Here's What Happens When You Ride the Clutch
The problems can range from small-time problems to full-blown failure.
Riding the clutch is something all manual drivers do from time to time, whether we admit it or not. It may be excess slipping when moving a heavy load, or just lack of attention. The real problems don't come from occasional additional pedal time, but rather, when you habitually keep the third pedal depressed just enough for the throwout bearing to engage.
While crawling around the internet this morning, I happened to come across a video that hit home. A few years ago, I purchased a Subaru Legacy GT—or, as I liked to call it, "the family man's STI." The car was a bag of problems; from putting two motors in it to fixing this very same issue that was caused by a previous owner, there was always something to fix.

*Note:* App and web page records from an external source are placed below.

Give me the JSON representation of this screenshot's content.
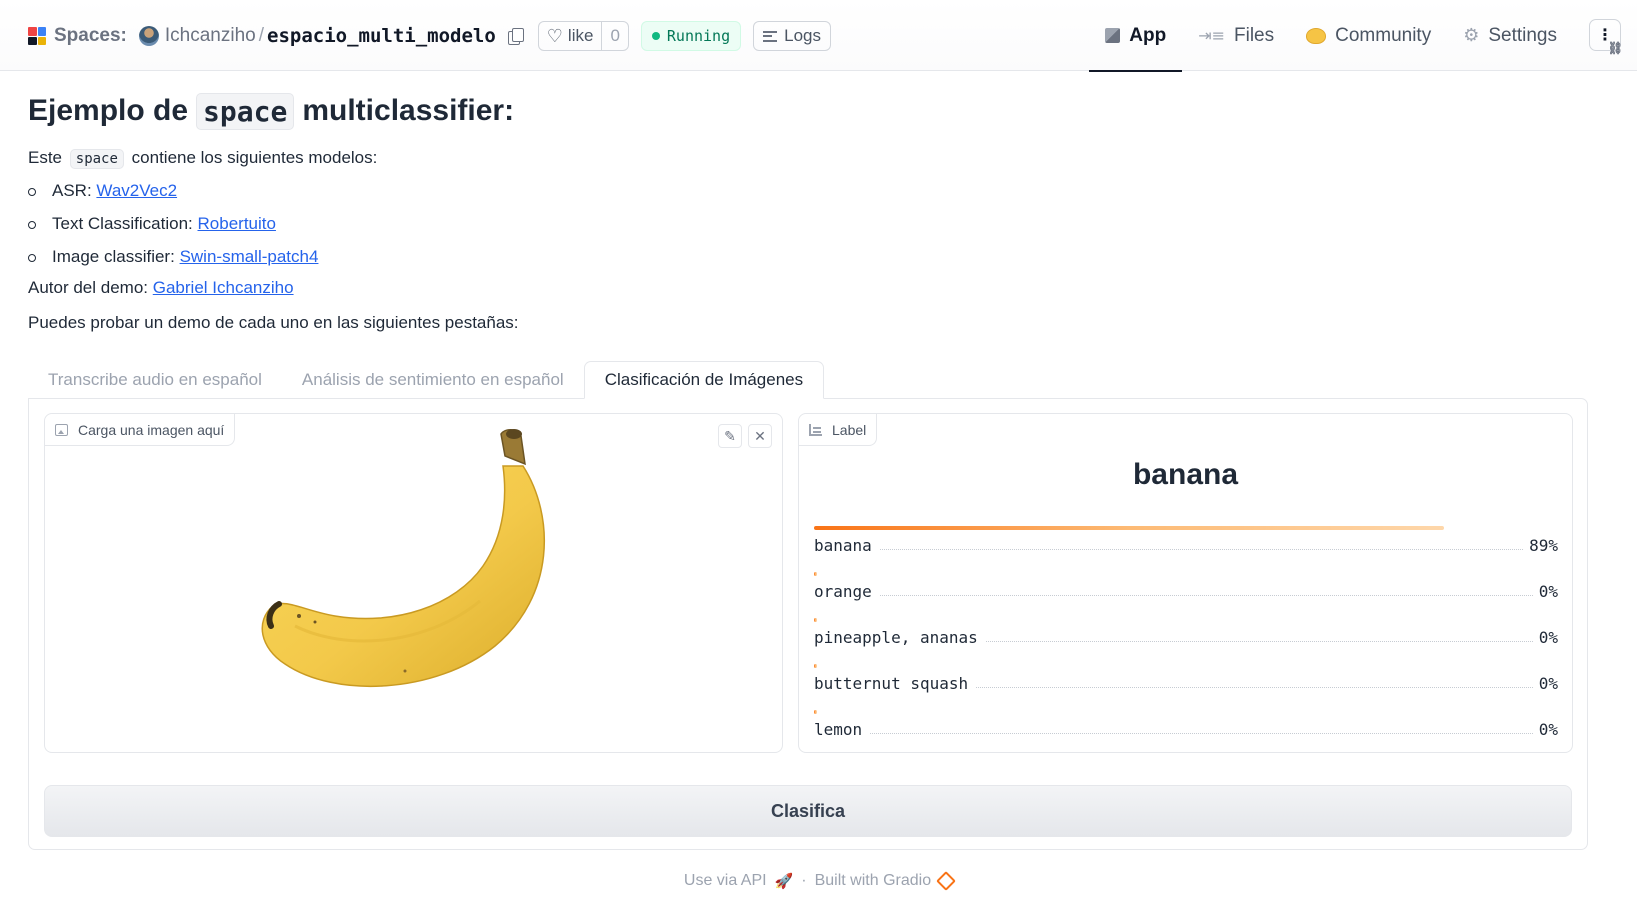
{
  "header": {
    "spaces_label": "Spaces:",
    "owner": "Ichcanziho",
    "repo": "espacio_multi_modelo",
    "like_label": "like",
    "like_count": "0",
    "status": "Running",
    "logs_label": "Logs",
    "nav": [
      {
        "label": "App",
        "icon": "cube-icon",
        "active": true
      },
      {
        "label": "Files",
        "icon": "files-icon"
      },
      {
        "label": "Community",
        "icon": "community-icon"
      },
      {
        "label": "Settings",
        "icon": "gear-icon"
      }
    ]
  },
  "intro": {
    "title_pre": "Ejemplo de",
    "title_code": "space",
    "title_post": "multiclassifier:",
    "desc_pre": "Este",
    "desc_code": "space",
    "desc_post": "contiene los siguientes modelos:",
    "models": [
      {
        "prefix": "ASR:",
        "link": "Wav2Vec2"
      },
      {
        "prefix": "Text Classification:",
        "link": "Robertuito"
      },
      {
        "prefix": "Image classifier:",
        "link": "Swin-small-patch4"
      }
    ],
    "author_prefix": "Autor del demo:",
    "author_link": "Gabriel Ichcanziho",
    "try_text": "Puedes probar un demo de cada uno en las siguientes pestañas:"
  },
  "tabs": [
    {
      "label": "Transcribe audio en español",
      "active": false
    },
    {
      "label": "Análisis de sentimiento en español",
      "active": false
    },
    {
      "label": "Clasificación de Imágenes",
      "active": true
    }
  ],
  "image_input": {
    "label": "Carga una imagen aquí"
  },
  "label_output": {
    "label": "Label",
    "predicted": "banana",
    "confidences": [
      {
        "name": "banana",
        "value": 0.89,
        "display": "89%"
      },
      {
        "name": "orange",
        "value": 0.0,
        "display": "0%"
      },
      {
        "name": "pineapple, ananas",
        "value": 0.0,
        "display": "0%"
      },
      {
        "name": "butternut squash",
        "value": 0.0,
        "display": "0%"
      },
      {
        "name": "lemon",
        "value": 0.0,
        "display": "0%"
      }
    ]
  },
  "submit_label": "Clasifica",
  "footer": {
    "api": "Use via API",
    "sep": "·",
    "built": "Built with Gradio"
  }
}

One of the early signs that the Legacy's throwout bearing was starting to fail were chirping noises when disengaging the clutch. A simple fix was to lubricate the input shaft on which the throwout bearing sits, but that's assuming it's not too late. Eventually, the throwout bearing's movement will cause it to eat away at the input shaft. PDM makes a snout sleeve kit (which you can see around the six-minute mark in the video) that sits over the snout with an oversized throwout bearing.
The particular failure featured in the video was a bit more severe. The car even moved under the starter's power with the clutch depressed; something was seriously borked. As it turns out, the owner did not address the bearing before it seized and it actually broke some of the clutch fingers off of the pressure plate. Take a look at the carnage in the video below.
Moral of the story? Keep that left foot off of the clutch unless you're ready to press it in. Alter your driving habits before they result in a full-blown failure.